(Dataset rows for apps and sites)
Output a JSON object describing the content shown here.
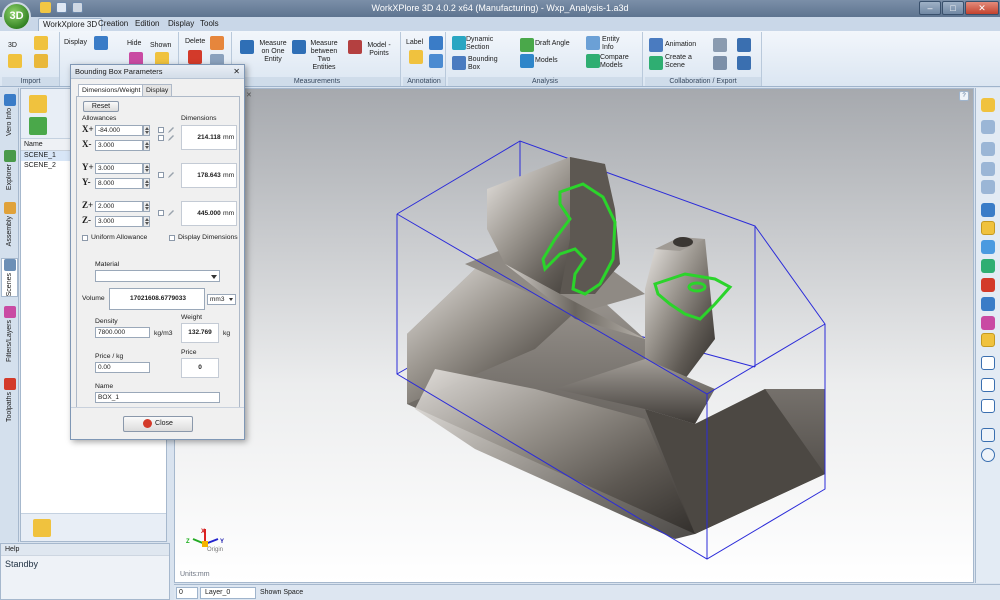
{
  "window": {
    "title": "WorkXPlore 3D 4.0.2 x64 (Manufacturing) - Wxp_Analysis-1.a3d",
    "logo_text": "3D",
    "minimize": "–",
    "maximize": "□",
    "close": "✕"
  },
  "tabs": [
    "WorkXplore 3D",
    "Creation",
    "Edition",
    "Display",
    "Tools"
  ],
  "ribbon": {
    "import": {
      "label": "Import",
      "btn_3d": "3D"
    },
    "display": {
      "display": "Display",
      "hide": "Hide",
      "shown": "Shown"
    },
    "delete": {
      "label": "Delete"
    },
    "measurements": {
      "label": "Measurements",
      "on_one_entity": "Measure on One Entity",
      "between_two": "Measure between Two Entities",
      "model_points": "Model - Points"
    },
    "annotation": {
      "label": "Annotation",
      "label_btn": "Label"
    },
    "analysis": {
      "label": "Analysis",
      "dynamic_section": "Dynamic Section",
      "bounding_box": "Bounding Box",
      "draft_angle": "Draft Angle",
      "models": "Models",
      "entity_info": "Entity Info",
      "compare_models": "Compare Models"
    },
    "collab": {
      "label": "Collaboration / Export",
      "animation": "Animation",
      "create_scene": "Create a Scene"
    }
  },
  "vtabs": [
    "Vero Info",
    "Explorer",
    "Assembly",
    "Scenes",
    "Filters/Layers",
    "Toolpaths"
  ],
  "left_panel": {
    "column_header": "Name",
    "scenes": [
      "SCENE_1",
      "SCENE_2"
    ]
  },
  "dialog": {
    "title": "Bounding Box Parameters",
    "close_x": "✕",
    "tabs": [
      "Dimensions/Weight",
      "Display"
    ],
    "reset": "Reset",
    "allowances_label": "Allowances",
    "dimensions_label": "Dimensions",
    "axes": [
      {
        "plus_label": "X+",
        "minus_label": "X-",
        "plus": "-84.000",
        "minus": "3.000",
        "dimension": "214.118",
        "unit": "mm"
      },
      {
        "plus_label": "Y+",
        "minus_label": "Y-",
        "plus": "3.000",
        "minus": "8.000",
        "dimension": "178.643",
        "unit": "mm"
      },
      {
        "plus_label": "Z+",
        "minus_label": "Z-",
        "plus": "2.000",
        "minus": "3.000",
        "dimension": "445.000",
        "unit": "mm"
      }
    ],
    "uniform_allowance": "Uniform Allowance",
    "display_dimensions": "Display Dimensions",
    "material_label": "Material",
    "material_value": "",
    "volume_label": "Volume",
    "volume_value": "17021608.6779033",
    "volume_unit": "mm3",
    "density_label": "Density",
    "density_value": "7800.000",
    "density_unit": "kg/m3",
    "weight_label": "Weight",
    "weight_value": "132.769",
    "weight_unit": "kg",
    "price_kg_label": "Price / kg",
    "price_kg_value": "0.00",
    "price_label": "Price",
    "price_value": "0",
    "name_label": "Name",
    "name_value": "BOX_1",
    "close_btn": "Close"
  },
  "viewport": {
    "units": "Units:mm",
    "origin_label": "Origin",
    "triad": {
      "x": "X",
      "y": "Y",
      "z": "Z"
    },
    "help": "?",
    "tab_close": "✕"
  },
  "help": {
    "title": "Help",
    "text": "Standby"
  },
  "status": {
    "field_value": "0",
    "layer": "Layer_0",
    "shown_space": "Shown Space"
  },
  "colors": {
    "accent": "#3b6ea5",
    "section": "#2bd42b",
    "bbox": "#2b2bd9"
  }
}
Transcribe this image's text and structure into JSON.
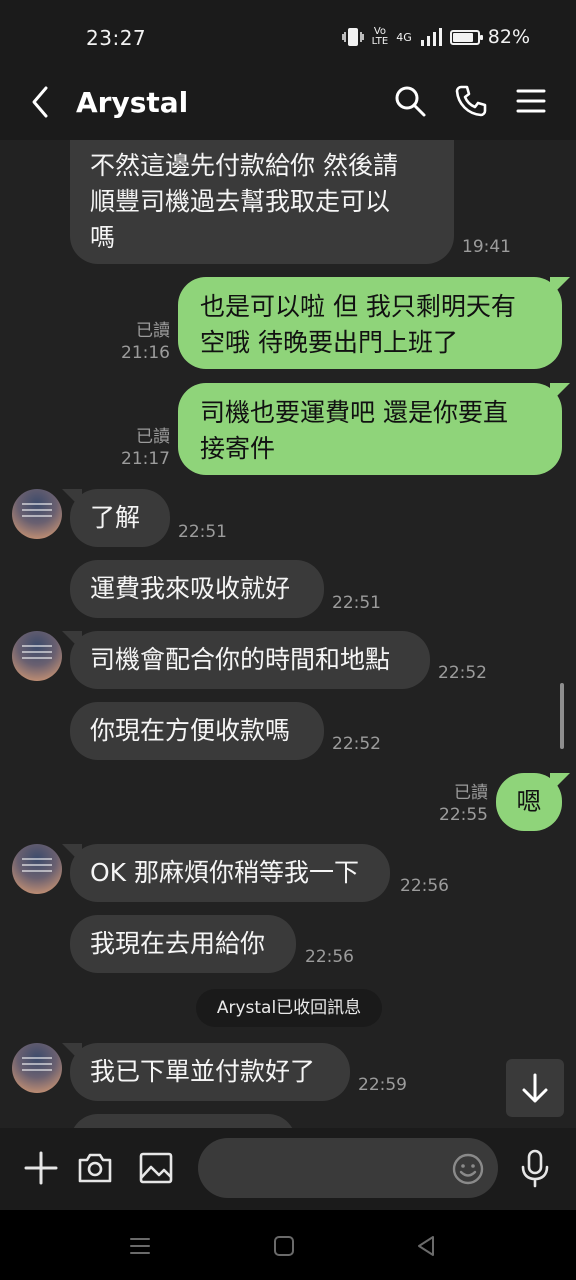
{
  "status_bar": {
    "time": "23:27",
    "network_label": "4G",
    "battery_percent": 82,
    "battery_label": "82%"
  },
  "header": {
    "title": "Arystal"
  },
  "messages": [
    {
      "id": "m1",
      "side": "in",
      "text_lines": [
        "不然這邊先付款給你 然後請",
        "順豐司機過去幫我取走可以",
        "嗎"
      ],
      "time": "19:41"
    },
    {
      "id": "m2",
      "side": "out",
      "text_lines": [
        "也是可以啦 但 我只剩明天有",
        "空哦 待晚要出門上班了"
      ],
      "read": "已讀",
      "time": "21:16"
    },
    {
      "id": "m3",
      "side": "out",
      "text_lines": [
        "司機也要運費吧 還是你要直",
        "接寄件"
      ],
      "read": "已讀",
      "time": "21:17"
    },
    {
      "id": "m4",
      "side": "in",
      "text_lines": [
        "了解"
      ],
      "time": "22:51"
    },
    {
      "id": "m5",
      "side": "in",
      "text_lines": [
        "運費我來吸收就好"
      ],
      "time": "22:51"
    },
    {
      "id": "m6",
      "side": "in",
      "text_lines": [
        "司機會配合你的時間和地點"
      ],
      "time": "22:52"
    },
    {
      "id": "m7",
      "side": "in",
      "text_lines": [
        "你現在方便收款嗎"
      ],
      "time": "22:52"
    },
    {
      "id": "m8",
      "side": "out",
      "text_lines": [
        "嗯"
      ],
      "read": "已讀",
      "time": "22:55"
    },
    {
      "id": "m9",
      "side": "in",
      "text_lines": [
        "OK 那麻煩你稍等我一下"
      ],
      "time": "22:56"
    },
    {
      "id": "m10",
      "side": "in",
      "text_lines": [
        "我現在去用給你"
      ],
      "time": "22:56"
    },
    {
      "id": "m11",
      "side": "in",
      "text_lines": [
        "我已下單並付款好了"
      ],
      "time": "22:59"
    }
  ],
  "system_notice": "Arystal已收回訊息",
  "input": {
    "placeholder": ""
  },
  "colors": {
    "background": "#222222",
    "incoming_bubble": "#3a3a3a",
    "outgoing_bubble": "#8fd47a",
    "meta_text": "#9c9c9c"
  },
  "icons": {
    "header": [
      "back-icon",
      "search-icon",
      "phone-icon",
      "menu-icon"
    ],
    "input_bar": [
      "plus-icon",
      "camera-icon",
      "image-icon",
      "emoji-icon",
      "mic-icon"
    ],
    "nav": [
      "recent-apps-icon",
      "home-icon",
      "back-nav-icon"
    ]
  }
}
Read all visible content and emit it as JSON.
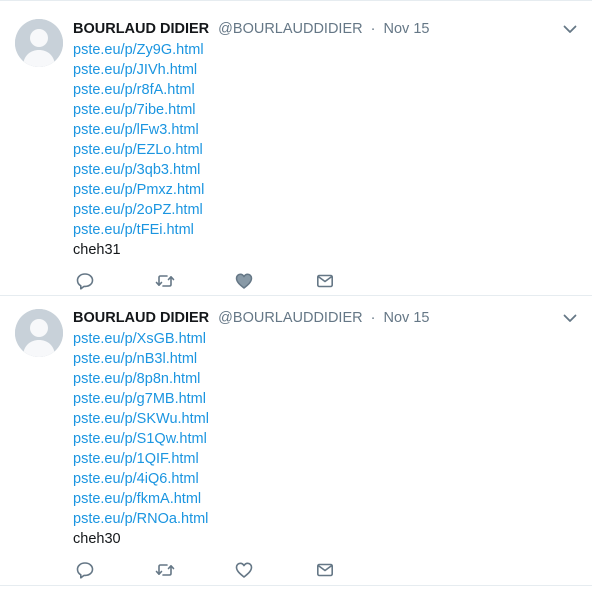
{
  "tweets": [
    {
      "fullname": "BOURLAUD DIDIER",
      "username": "@BOURLAUDDIDIER",
      "separator": "·",
      "time": "Nov 15",
      "links": [
        "pste.eu/p/Zy9G.html",
        "pste.eu/p/JIVh.html",
        "pste.eu/p/r8fA.html",
        "pste.eu/p/7ibe.html",
        "pste.eu/p/lFw3.html",
        "pste.eu/p/EZLo.html",
        "pste.eu/p/3qb3.html",
        "pste.eu/p/Pmxz.html",
        "pste.eu/p/2oPZ.html",
        "pste.eu/p/tFEi.html"
      ],
      "tag": "cheh31"
    },
    {
      "fullname": "BOURLAUD DIDIER",
      "username": "@BOURLAUDDIDIER",
      "separator": "·",
      "time": "Nov 15",
      "links": [
        "pste.eu/p/XsGB.html",
        "pste.eu/p/nB3l.html",
        "pste.eu/p/8p8n.html",
        "pste.eu/p/g7MB.html",
        "pste.eu/p/SKWu.html",
        "pste.eu/p/S1Qw.html",
        "pste.eu/p/1QIF.html",
        "pste.eu/p/4iQ6.html",
        "pste.eu/p/fkmA.html",
        "pste.eu/p/RNOa.html"
      ],
      "tag": "cheh30"
    }
  ],
  "icons": {
    "menu": "chevron-down-icon",
    "reply": "reply-icon",
    "retweet": "retweet-icon",
    "like": "heart-icon",
    "dm": "direct-message-icon",
    "avatar": "default-avatar"
  },
  "colors": {
    "link": "#1b95e0",
    "name": "#14171a",
    "meta": "#657786",
    "icon": "#657786",
    "border": "#e6ecf0",
    "avatar_bg": "#c8d1d9"
  }
}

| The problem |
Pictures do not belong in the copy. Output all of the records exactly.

| Problem solution |
Output a JSON object describing the content shown here.
{
  "window": {
    "title": "WorkXPlore 3D 4.0.2 x64 (Manufacturing) - Wxp_Analysis-1.a3d",
    "logo_text": "3D",
    "minimize": "–",
    "maximize": "□",
    "close": "✕"
  },
  "tabs": [
    "WorkXplore 3D",
    "Creation",
    "Edition",
    "Display",
    "Tools"
  ],
  "ribbon": {
    "import": {
      "label": "Import",
      "btn_3d": "3D"
    },
    "display": {
      "display": "Display",
      "hide": "Hide",
      "shown": "Shown"
    },
    "delete": {
      "label": "Delete"
    },
    "measurements": {
      "label": "Measurements",
      "on_one_entity": "Measure on One Entity",
      "between_two": "Measure between Two Entities",
      "model_points": "Model - Points"
    },
    "annotation": {
      "label": "Annotation",
      "label_btn": "Label"
    },
    "analysis": {
      "label": "Analysis",
      "dynamic_section": "Dynamic Section",
      "bounding_box": "Bounding Box",
      "draft_angle": "Draft Angle",
      "models": "Models",
      "entity_info": "Entity Info",
      "compare_models": "Compare Models"
    },
    "collab": {
      "label": "Collaboration / Export",
      "animation": "Animation",
      "create_scene": "Create a Scene"
    }
  },
  "vtabs": [
    "Vero Info",
    "Explorer",
    "Assembly",
    "Scenes",
    "Filters/Layers",
    "Toolpaths"
  ],
  "left_panel": {
    "column_header": "Name",
    "scenes": [
      "SCENE_1",
      "SCENE_2"
    ]
  },
  "dialog": {
    "title": "Bounding Box Parameters",
    "close_x": "✕",
    "tabs": [
      "Dimensions/Weight",
      "Display"
    ],
    "reset": "Reset",
    "allowances_label": "Allowances",
    "dimensions_label": "Dimensions",
    "axes": [
      {
        "plus_label": "X+",
        "minus_label": "X-",
        "plus": "-84.000",
        "minus": "3.000",
        "dimension": "214.118",
        "unit": "mm"
      },
      {
        "plus_label": "Y+",
        "minus_label": "Y-",
        "plus": "3.000",
        "minus": "8.000",
        "dimension": "178.643",
        "unit": "mm"
      },
      {
        "plus_label": "Z+",
        "minus_label": "Z-",
        "plus": "2.000",
        "minus": "3.000",
        "dimension": "445.000",
        "unit": "mm"
      }
    ],
    "uniform_allowance": "Uniform Allowance",
    "display_dimensions": "Display Dimensions",
    "material_label": "Material",
    "material_value": "",
    "volume_label": "Volume",
    "volume_value": "17021608.6779033",
    "volume_unit": "mm3",
    "density_label": "Density",
    "density_value": "7800.000",
    "density_unit": "kg/m3",
    "weight_label": "Weight",
    "weight_value": "132.769",
    "weight_unit": "kg",
    "price_kg_label": "Price / kg",
    "price_kg_value": "0.00",
    "price_label": "Price",
    "price_value": "0",
    "name_label": "Name",
    "name_value": "BOX_1",
    "close_btn": "Close"
  },
  "viewport": {
    "units": "Units:mm",
    "origin_label": "Origin",
    "triad": {
      "x": "X",
      "y": "Y",
      "z": "Z"
    },
    "help": "?",
    "tab_close": "✕"
  },
  "help": {
    "title": "Help",
    "text": "Standby"
  },
  "status": {
    "field_value": "0",
    "layer": "Layer_0",
    "shown_space": "Shown Space"
  },
  "colors": {
    "accent": "#3b6ea5",
    "section": "#2bd42b",
    "bbox": "#2b2bd9"
  }
}
Transcribe this image's text and structure into JSON.
{
  "status_bar": {
    "time": "23:27",
    "network_label": "4G",
    "battery_percent": 82,
    "battery_label": "82%"
  },
  "header": {
    "title": "Arystal"
  },
  "messages": [
    {
      "id": "m1",
      "side": "in",
      "text_lines": [
        "不然這邊先付款給你 然後請",
        "順豐司機過去幫我取走可以",
        "嗎"
      ],
      "time": "19:41"
    },
    {
      "id": "m2",
      "side": "out",
      "text_lines": [
        "也是可以啦 但 我只剩明天有",
        "空哦 待晚要出門上班了"
      ],
      "read": "已讀",
      "time": "21:16"
    },
    {
      "id": "m3",
      "side": "out",
      "text_lines": [
        "司機也要運費吧 還是你要直",
        "接寄件"
      ],
      "read": "已讀",
      "time": "21:17"
    },
    {
      "id": "m4",
      "side": "in",
      "text_lines": [
        "了解"
      ],
      "time": "22:51"
    },
    {
      "id": "m5",
      "side": "in",
      "text_lines": [
        "運費我來吸收就好"
      ],
      "time": "22:51"
    },
    {
      "id": "m6",
      "side": "in",
      "text_lines": [
        "司機會配合你的時間和地點"
      ],
      "time": "22:52"
    },
    {
      "id": "m7",
      "side": "in",
      "text_lines": [
        "你現在方便收款嗎"
      ],
      "time": "22:52"
    },
    {
      "id": "m8",
      "side": "out",
      "text_lines": [
        "嗯"
      ],
      "read": "已讀",
      "time": "22:55"
    },
    {
      "id": "m9",
      "side": "in",
      "text_lines": [
        "OK 那麻煩你稍等我一下"
      ],
      "time": "22:56"
    },
    {
      "id": "m10",
      "side": "in",
      "text_lines": [
        "我現在去用給你"
      ],
      "time": "22:56"
    },
    {
      "id": "m11",
      "side": "in",
      "text_lines": [
        "我已下單並付款好了"
      ],
      "time": "22:59"
    }
  ],
  "system_notice": "Arystal已收回訊息",
  "input": {
    "placeholder": ""
  },
  "colors": {
    "background": "#222222",
    "incoming_bubble": "#3a3a3a",
    "outgoing_bubble": "#8fd47a",
    "meta_text": "#9c9c9c"
  },
  "icons": {
    "header": [
      "back-icon",
      "search-icon",
      "phone-icon",
      "menu-icon"
    ],
    "input_bar": [
      "plus-icon",
      "camera-icon",
      "image-icon",
      "emoji-icon",
      "mic-icon"
    ],
    "nav": [
      "recent-apps-icon",
      "home-icon",
      "back-nav-icon"
    ]
  }
}
Read all visible content and emit it as JSON.
{
  "tweets": [
    {
      "fullname": "BOURLAUD DIDIER",
      "username": "@BOURLAUDDIDIER",
      "separator": "·",
      "time": "Nov 15",
      "links": [
        "pste.eu/p/Zy9G.html",
        "pste.eu/p/JIVh.html",
        "pste.eu/p/r8fA.html",
        "pste.eu/p/7ibe.html",
        "pste.eu/p/lFw3.html",
        "pste.eu/p/EZLo.html",
        "pste.eu/p/3qb3.html",
        "pste.eu/p/Pmxz.html",
        "pste.eu/p/2oPZ.html",
        "pste.eu/p/tFEi.html"
      ],
      "tag": "cheh31"
    },
    {
      "fullname": "BOURLAUD DIDIER",
      "username": "@BOURLAUDDIDIER",
      "separator": "·",
      "time": "Nov 15",
      "links": [
        "pste.eu/p/XsGB.html",
        "pste.eu/p/nB3l.html",
        "pste.eu/p/8p8n.html",
        "pste.eu/p/g7MB.html",
        "pste.eu/p/SKWu.html",
        "pste.eu/p/S1Qw.html",
        "pste.eu/p/1QIF.html",
        "pste.eu/p/4iQ6.html",
        "pste.eu/p/fkmA.html",
        "pste.eu/p/RNOa.html"
      ],
      "tag": "cheh30"
    }
  ],
  "icons": {
    "menu": "chevron-down-icon",
    "reply": "reply-icon",
    "retweet": "retweet-icon",
    "like": "heart-icon",
    "dm": "direct-message-icon",
    "avatar": "default-avatar"
  },
  "colors": {
    "link": "#1b95e0",
    "name": "#14171a",
    "meta": "#657786",
    "icon": "#657786",
    "border": "#e6ecf0",
    "avatar_bg": "#c8d1d9"
  }
}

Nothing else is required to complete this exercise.